**Requirement:**
Find the lines in the records that carry the word "label". Copy each one.

========================================================================

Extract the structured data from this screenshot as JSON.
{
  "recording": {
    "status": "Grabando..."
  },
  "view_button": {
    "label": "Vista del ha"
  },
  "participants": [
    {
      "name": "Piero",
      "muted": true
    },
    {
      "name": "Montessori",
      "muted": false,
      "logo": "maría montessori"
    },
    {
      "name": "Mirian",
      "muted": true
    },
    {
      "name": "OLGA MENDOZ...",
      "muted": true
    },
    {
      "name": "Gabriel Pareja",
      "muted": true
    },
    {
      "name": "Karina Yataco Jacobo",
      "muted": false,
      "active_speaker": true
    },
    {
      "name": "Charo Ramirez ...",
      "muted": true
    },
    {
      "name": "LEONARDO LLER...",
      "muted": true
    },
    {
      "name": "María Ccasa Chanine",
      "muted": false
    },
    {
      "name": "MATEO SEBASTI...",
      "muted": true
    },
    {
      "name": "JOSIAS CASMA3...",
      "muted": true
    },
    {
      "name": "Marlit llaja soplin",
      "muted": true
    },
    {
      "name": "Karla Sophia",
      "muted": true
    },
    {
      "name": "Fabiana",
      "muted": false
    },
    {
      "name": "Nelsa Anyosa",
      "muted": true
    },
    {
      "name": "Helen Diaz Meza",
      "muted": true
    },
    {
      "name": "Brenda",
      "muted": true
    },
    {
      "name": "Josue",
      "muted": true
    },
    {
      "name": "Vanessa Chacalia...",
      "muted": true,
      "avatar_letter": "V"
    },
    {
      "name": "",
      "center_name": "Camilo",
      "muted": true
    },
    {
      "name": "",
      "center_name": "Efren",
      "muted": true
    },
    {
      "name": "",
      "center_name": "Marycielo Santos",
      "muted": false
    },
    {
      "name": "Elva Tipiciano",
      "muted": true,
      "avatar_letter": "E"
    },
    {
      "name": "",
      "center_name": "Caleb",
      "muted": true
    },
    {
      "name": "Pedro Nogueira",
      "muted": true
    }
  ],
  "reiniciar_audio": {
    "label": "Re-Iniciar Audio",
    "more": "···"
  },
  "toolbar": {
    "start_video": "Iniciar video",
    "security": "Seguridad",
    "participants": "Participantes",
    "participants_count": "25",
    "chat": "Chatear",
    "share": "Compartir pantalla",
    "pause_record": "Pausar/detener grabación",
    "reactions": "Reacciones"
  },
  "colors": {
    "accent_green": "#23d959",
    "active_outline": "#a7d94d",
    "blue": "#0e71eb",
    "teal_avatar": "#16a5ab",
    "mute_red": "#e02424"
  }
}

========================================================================

**Answer below:**
    "label": "Vista del ha"
    "label": "Re-Iniciar Audio",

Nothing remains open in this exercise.